When it comes to media, a lot has stayed the same, but a lot has changed, too. Amy Mitchell, the Director of Journalism Research at the Pew Research Center, gave the keynote address at the PRNDI conference this year. She titled her talk "The State of the News Media." In her presentation, she tracked the trajectory of traditional and digital media in the United States.
Here are some of the highlights:
1. More Media-Makers, Sharper Focus
There are currently 5,000 full-time staff and editorial positions at nearly 500 digital news outlets (30 larger sites and 468 smaller ones). Two areas where these outlets are investing much of their focus are investigative and international coverage. Sites like Propublica and Buzzfeed are cornering the market. Propublica is utilizing data-driven coverage to engage their audience and Buzzfeed is preparing to open offices in Berlin, Tokyo, Mumbai and Mexico. While digital media outlets are major producers, they still account for a small percentage of media producers. Traditional media lost 16,200 jobs from 2003 to 2012 but it has also retained 38,000 full-time editorial newspaper employees.
2. New Money, Old Story
There’s a lot of new revenue finding its way to media organizations. This last year, venture capital brought $300 million to news organizations and foundation support added nearly $150 million. Annually, the news industry brings in between $63 to $65 billion. But philanthropic investment, audience donations, and other revenue still only make up less than half of those dollars next to advertising money.
3. What’s Social Media Got to Do With it?
News continues to be important. Whether you’re a researcher like Amy Mitchell or just a social-media junkie, it’s pretty clear. About two-thirds of adults use Facebook, half of them get news there. Less than a quarter of Twitter users are adults, but half of them get their news there. News consumption continues to be the top activity on tablets and smartphones right under sending emails. The real opportunity to reach new audiences is found in young adults who make up the majority of social media consumers. They’re getting news at greater portions than older generations, mainly because they understand digital spaces like no one before them. 18-29 year-olds represent the population that is consuming news most, across every medium (phones, Facebook, Twitter) except online news videos, where 30 to 49 years-old beat them out by only one point. Young adults are still consistently absent across the board when it comes to traditional media consumption.
The flip side of this, of course, is that digital media audiences have become more engaged in news than ever before. 50% of them have shared or reposted news, videos or pictures on social media and 46% have discussed news issues or events. Amy Mitchell noted in her keynote presentation that, “The idea of civic engagement in digital spaces is real.” And that this creates an opportunity to involve a new audience in the process of news dissemination.
4. Our Population is changing (And so is your audience!)

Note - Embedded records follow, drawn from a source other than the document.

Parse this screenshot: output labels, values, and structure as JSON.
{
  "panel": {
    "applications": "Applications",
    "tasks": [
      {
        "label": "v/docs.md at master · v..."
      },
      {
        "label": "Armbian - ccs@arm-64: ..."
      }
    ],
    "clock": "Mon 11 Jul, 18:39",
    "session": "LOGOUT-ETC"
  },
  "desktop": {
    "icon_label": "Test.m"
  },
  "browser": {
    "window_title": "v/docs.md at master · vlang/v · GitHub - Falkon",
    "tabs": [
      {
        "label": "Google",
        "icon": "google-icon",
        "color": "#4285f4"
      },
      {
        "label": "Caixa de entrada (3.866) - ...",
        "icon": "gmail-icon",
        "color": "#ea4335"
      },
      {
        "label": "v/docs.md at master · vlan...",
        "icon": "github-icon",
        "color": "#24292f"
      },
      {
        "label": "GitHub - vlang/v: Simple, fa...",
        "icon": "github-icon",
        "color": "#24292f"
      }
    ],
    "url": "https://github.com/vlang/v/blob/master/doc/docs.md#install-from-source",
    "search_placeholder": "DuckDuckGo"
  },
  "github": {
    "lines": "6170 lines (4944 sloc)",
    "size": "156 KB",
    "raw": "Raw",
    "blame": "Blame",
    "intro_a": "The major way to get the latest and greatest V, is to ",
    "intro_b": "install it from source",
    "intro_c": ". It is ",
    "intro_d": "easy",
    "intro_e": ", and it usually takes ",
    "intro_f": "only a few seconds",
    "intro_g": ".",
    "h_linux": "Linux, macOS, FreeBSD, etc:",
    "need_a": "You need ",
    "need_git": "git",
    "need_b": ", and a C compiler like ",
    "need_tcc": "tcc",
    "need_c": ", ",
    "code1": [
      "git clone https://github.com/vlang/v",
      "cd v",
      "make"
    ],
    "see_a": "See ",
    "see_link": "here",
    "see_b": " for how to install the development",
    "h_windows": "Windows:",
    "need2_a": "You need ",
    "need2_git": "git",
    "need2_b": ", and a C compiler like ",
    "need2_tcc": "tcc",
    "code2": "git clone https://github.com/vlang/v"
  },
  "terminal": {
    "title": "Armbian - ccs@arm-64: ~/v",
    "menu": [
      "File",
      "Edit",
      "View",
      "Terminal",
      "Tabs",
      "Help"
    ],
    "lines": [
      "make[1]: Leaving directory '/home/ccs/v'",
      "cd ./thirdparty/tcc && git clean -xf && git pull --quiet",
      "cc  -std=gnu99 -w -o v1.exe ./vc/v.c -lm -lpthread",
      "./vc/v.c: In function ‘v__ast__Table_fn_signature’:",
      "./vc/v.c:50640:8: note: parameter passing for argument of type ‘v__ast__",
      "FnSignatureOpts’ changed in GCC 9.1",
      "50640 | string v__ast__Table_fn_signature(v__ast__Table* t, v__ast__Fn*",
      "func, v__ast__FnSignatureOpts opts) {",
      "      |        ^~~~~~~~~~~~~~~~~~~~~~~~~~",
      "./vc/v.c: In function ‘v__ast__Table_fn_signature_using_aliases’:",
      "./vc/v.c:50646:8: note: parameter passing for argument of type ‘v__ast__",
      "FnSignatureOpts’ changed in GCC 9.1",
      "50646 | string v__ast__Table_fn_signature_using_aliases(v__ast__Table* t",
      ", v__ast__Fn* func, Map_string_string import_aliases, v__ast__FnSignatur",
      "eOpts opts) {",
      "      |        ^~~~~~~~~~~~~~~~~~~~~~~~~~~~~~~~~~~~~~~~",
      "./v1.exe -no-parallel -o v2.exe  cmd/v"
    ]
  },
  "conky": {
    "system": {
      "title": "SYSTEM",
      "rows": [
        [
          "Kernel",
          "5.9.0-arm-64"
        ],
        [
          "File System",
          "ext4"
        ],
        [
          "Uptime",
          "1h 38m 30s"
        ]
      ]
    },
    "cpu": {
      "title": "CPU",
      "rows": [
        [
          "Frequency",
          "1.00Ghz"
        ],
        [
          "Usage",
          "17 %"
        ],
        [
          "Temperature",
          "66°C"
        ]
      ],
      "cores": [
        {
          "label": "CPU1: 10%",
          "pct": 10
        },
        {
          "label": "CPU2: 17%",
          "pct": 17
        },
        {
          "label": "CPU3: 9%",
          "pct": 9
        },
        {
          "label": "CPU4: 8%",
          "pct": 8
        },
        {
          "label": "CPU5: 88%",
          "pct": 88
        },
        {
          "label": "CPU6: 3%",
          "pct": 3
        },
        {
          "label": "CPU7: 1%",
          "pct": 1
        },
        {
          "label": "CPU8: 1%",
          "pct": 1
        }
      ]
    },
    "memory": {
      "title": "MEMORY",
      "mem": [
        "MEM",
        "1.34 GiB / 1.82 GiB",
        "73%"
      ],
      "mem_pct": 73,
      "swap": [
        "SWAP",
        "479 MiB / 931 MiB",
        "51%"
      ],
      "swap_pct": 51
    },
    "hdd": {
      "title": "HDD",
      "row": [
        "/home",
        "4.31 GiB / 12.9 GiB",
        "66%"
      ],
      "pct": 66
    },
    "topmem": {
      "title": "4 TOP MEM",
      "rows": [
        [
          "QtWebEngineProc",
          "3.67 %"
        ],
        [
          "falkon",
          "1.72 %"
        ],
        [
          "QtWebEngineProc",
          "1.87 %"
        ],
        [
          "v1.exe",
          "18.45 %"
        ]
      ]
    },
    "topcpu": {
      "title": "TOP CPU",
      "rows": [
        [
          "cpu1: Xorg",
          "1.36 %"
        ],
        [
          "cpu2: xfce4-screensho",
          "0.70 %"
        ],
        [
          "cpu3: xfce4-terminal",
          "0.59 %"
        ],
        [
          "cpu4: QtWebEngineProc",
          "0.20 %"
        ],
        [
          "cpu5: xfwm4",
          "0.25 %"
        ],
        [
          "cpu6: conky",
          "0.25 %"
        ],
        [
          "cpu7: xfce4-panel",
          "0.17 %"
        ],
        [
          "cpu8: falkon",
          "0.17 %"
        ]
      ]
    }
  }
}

“Our country is going through dramatic changes in population,” noted Mitchell. “ Thinking about our audiences and about the makeup of our audiences who will be looking for news tomorrow, in three years, needs to be a part of our process.” She was referring mostly to the Hispanic population in the U.S. which has grown 48% from 2000 to 2011.
Since the beginning of that influx, 13 local and 6 national Hispanic news websites have launched to better serve them. Keeping this population in mind when thinking about content will be essential, Mitchell said, as we move toward growing our newsrooms and crafting our content.